→ The problem
The response should be an exact copy of every record.

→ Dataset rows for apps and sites
____
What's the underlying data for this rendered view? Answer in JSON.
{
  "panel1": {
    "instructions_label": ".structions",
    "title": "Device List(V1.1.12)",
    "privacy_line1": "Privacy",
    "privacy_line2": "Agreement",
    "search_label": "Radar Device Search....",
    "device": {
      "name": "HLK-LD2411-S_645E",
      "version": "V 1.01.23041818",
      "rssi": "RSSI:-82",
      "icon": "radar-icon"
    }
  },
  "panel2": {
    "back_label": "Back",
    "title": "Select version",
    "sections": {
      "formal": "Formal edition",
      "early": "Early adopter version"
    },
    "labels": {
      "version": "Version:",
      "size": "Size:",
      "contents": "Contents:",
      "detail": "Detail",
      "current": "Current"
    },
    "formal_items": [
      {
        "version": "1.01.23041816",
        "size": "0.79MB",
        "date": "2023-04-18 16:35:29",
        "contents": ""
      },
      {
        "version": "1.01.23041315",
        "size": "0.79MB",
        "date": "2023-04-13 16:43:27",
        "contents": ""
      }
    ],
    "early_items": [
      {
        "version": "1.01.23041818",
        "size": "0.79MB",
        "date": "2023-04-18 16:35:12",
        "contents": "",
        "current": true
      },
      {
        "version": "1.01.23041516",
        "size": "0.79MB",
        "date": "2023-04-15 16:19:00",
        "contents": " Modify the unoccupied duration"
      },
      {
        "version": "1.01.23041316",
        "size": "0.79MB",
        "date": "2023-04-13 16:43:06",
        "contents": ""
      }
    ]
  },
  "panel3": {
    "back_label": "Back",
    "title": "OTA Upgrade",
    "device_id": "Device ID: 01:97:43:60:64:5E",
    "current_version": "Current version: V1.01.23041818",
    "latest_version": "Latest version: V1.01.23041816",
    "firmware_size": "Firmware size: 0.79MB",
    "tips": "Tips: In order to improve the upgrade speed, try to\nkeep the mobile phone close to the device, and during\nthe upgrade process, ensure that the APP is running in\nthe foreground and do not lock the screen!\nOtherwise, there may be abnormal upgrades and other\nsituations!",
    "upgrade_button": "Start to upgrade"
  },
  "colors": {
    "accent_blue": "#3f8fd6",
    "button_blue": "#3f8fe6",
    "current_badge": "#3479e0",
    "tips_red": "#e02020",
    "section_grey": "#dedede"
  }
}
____
→ Response
What's the underlying data for this rendered view? Answer in JSON.
{
  "panel1": {
    "instructions_label": ".structions",
    "title": "Device List(V1.1.12)",
    "privacy_line1": "Privacy",
    "privacy_line2": "Agreement",
    "search_label": "Radar Device Search....",
    "device": {
      "name": "HLK-LD2411-S_645E",
      "version": "V 1.01.23041818",
      "rssi": "RSSI:-82",
      "icon": "radar-icon"
    }
  },
  "panel2": {
    "back_label": "Back",
    "title": "Select version",
    "sections": {
      "formal": "Formal edition",
      "early": "Early adopter version"
    },
    "labels": {
      "version": "Version:",
      "size": "Size:",
      "contents": "Contents:",
      "detail": "Detail",
      "current": "Current"
    },
    "formal_items": [
      {
        "version": "1.01.23041816",
        "size": "0.79MB",
        "date": "2023-04-18 16:35:29",
        "contents": ""
      },
      {
        "version": "1.01.23041315",
        "size": "0.79MB",
        "date": "2023-04-13 16:43:27",
        "contents": ""
      }
    ],
    "early_items": [
      {
        "version": "1.01.23041818",
        "size": "0.79MB",
        "date": "2023-04-18 16:35:12",
        "contents": "",
        "current": true
      },
      {
        "version": "1.01.23041516",
        "size": "0.79MB",
        "date": "2023-04-15 16:19:00",
        "contents": " Modify the unoccupied duration"
      },
      {
        "version": "1.01.23041316",
        "size": "0.79MB",
        "date": "2023-04-13 16:43:06",
        "contents": ""
      }
    ]
  },
  "panel3": {
    "back_label": "Back",
    "title": "OTA Upgrade",
    "device_id": "Device ID: 01:97:43:60:64:5E",
    "current_version": "Current version: V1.01.23041818",
    "latest_version": "Latest version: V1.01.23041816",
    "firmware_size": "Firmware size: 0.79MB",
    "tips": "Tips: In order to improve the upgrade speed, try to\nkeep the mobile phone close to the device, and during\nthe upgrade process, ensure that the APP is running in\nthe foreground and do not lock the screen!\nOtherwise, there may be abnormal upgrades and other\nsituations!",
    "upgrade_button": "Start to upgrade"
  },
  "colors": {
    "accent_blue": "#3f8fd6",
    "button_blue": "#3f8fe6",
    "current_badge": "#3479e0",
    "tips_red": "#e02020",
    "section_grey": "#dedede"
  }
}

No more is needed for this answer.